Our client is a local Drug and Alcohol Treatment center.
The Right Step has a relatively straightforward revenue cycle that lends itself well to tight integration between the clinical side of the business – electronic patient management – and the accounting side. The CEO of The Right Step noticed this early on, but at a time before Electronic Health Record (EHR) and Practice Management Systems (PMS) became widespread and readily available to niche specialties such as behavioral health clinics.
In order to obtain the benefits of such a system without giving up the flexibility to run their business their way, The Right Step hired an in-house developer to write their software from scratch. The result was a tightly integrated piece of software that closely mirrored TRS’ business needs and which could be quickly and easily modified to reflect changing needs.
A side effect of this flexibility was an increased reliance on internal development resources. When the original developer left the company, TRS was left with a proprietary software platform that required extensive knowledge of both the software and TRS’ business needs to maintain. Added to this, TRS was embarking on a project to lower IT costs by outsourcing their server and PC maintenance, all of which required changes to the software that nobody in TRS was qualified to make.
Entrance was asked to step in and support a custom electronic health record and insurance billing application. Entrance provided a team of developers and business analysts to understand their business and make the required changes to their custom software. The developers worked full time on the software for several weeks in order to make the immediate changes necessary to support the new IT environment and prepare the software to scale for a larger audience. During this process, the business analyst became an expert on TRS’ business requirements, allowing the team to anticipate change requests and target areas of the application for improvement that would have the most immediate effect on productivity within TRS.
As a result of these efforts, Entrance was able to spend time and money “fixing the problems,” reducing the overall time spent fixing bugs and providing technical support.
Entrance was also able to identify a large number of “support requests” that were caused by the software’s intrinsic design and which could not be cost-effectively avoided. Rather than continue to pay for development, Entrance recommended that TRS research Practice Management Systems with the intent of purchasing a new system to replace their in-house solution.

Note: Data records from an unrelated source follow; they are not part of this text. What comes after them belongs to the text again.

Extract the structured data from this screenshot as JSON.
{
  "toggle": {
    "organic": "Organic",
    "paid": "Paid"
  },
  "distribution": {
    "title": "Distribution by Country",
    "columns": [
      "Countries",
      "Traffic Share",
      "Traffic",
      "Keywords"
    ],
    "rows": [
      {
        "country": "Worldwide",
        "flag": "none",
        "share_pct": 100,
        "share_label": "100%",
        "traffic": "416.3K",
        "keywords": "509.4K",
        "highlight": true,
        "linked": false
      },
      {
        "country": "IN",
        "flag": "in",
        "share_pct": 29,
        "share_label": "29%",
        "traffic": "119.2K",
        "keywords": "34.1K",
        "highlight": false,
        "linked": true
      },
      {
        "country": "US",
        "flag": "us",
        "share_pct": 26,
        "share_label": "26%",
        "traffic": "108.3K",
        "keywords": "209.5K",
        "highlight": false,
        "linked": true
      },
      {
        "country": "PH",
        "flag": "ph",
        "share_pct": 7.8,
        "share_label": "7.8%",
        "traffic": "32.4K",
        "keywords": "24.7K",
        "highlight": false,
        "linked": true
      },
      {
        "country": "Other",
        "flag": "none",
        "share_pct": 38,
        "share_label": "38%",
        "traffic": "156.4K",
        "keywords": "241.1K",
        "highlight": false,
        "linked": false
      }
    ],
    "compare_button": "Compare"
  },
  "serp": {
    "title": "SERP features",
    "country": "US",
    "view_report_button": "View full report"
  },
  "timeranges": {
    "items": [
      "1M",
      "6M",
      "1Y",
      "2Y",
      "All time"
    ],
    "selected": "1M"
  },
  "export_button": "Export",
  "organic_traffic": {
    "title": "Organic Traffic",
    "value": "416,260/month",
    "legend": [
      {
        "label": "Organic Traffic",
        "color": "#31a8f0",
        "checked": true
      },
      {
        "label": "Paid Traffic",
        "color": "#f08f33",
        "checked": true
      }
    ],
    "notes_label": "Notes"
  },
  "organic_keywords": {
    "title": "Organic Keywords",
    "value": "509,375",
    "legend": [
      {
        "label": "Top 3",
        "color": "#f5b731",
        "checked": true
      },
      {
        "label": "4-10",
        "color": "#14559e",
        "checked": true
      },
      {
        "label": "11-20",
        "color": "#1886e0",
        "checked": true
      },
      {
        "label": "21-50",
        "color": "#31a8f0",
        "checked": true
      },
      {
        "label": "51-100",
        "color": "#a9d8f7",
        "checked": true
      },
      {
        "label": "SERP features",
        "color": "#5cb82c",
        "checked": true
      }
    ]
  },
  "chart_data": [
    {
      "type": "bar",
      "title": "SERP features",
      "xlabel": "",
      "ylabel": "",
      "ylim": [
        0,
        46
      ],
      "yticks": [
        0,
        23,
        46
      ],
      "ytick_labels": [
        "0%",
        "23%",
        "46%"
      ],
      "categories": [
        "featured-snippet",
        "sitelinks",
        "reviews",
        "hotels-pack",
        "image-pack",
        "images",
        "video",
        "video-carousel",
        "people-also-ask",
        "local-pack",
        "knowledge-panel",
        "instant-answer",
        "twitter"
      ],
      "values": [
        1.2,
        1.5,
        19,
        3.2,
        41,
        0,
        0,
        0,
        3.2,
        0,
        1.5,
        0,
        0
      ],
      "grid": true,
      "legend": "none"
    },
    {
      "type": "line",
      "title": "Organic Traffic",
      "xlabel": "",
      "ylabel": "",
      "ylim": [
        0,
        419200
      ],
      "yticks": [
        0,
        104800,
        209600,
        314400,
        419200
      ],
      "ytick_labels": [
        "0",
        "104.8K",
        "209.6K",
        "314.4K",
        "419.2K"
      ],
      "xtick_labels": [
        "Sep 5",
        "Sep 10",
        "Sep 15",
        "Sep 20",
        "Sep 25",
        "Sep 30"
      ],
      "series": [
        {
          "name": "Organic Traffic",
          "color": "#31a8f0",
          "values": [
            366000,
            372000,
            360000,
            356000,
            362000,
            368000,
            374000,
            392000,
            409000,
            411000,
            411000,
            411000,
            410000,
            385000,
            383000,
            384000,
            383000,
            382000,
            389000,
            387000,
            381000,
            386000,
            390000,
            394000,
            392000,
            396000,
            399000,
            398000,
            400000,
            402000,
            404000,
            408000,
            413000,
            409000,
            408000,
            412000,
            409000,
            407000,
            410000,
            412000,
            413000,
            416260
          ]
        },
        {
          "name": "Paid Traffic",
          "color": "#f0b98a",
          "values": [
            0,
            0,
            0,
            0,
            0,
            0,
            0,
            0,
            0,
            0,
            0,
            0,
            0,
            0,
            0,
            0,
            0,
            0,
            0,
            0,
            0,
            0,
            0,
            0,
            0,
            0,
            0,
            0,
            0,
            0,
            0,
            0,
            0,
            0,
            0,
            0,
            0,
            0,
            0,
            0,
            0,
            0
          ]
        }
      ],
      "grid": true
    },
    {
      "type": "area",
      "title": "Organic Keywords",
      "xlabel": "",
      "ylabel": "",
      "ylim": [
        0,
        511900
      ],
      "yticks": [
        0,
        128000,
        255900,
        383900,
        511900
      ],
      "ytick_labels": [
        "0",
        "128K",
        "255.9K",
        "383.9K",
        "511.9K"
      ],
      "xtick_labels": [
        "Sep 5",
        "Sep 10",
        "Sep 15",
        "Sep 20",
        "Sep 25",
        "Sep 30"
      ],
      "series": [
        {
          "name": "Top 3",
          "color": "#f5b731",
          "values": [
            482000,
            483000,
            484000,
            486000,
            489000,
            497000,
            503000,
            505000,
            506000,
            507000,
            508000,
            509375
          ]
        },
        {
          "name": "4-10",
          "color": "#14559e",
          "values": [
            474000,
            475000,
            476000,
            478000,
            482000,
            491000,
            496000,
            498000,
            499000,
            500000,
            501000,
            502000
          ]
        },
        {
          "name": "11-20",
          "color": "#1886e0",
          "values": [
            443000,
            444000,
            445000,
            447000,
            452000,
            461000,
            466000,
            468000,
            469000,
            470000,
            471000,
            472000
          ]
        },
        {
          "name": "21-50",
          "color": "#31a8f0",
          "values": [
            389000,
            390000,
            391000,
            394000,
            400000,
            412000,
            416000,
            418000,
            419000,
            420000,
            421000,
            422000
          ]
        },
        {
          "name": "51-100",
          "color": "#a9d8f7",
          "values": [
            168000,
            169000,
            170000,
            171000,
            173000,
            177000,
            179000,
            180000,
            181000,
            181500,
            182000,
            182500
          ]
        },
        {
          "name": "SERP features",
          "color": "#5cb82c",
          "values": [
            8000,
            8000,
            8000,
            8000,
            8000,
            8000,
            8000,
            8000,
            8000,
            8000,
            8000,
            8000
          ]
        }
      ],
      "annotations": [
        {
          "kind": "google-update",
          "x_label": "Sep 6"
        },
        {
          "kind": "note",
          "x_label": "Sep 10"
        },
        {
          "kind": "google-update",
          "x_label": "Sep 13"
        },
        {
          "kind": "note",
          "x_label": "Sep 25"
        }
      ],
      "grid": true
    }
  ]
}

Entrance helped TRS to evaluate the costs (loss of flexibility in addition to monetary expense) and benefits (access to best practices and shared development costs between multiple clients) of replacing in-house development with an off-the-shelf application.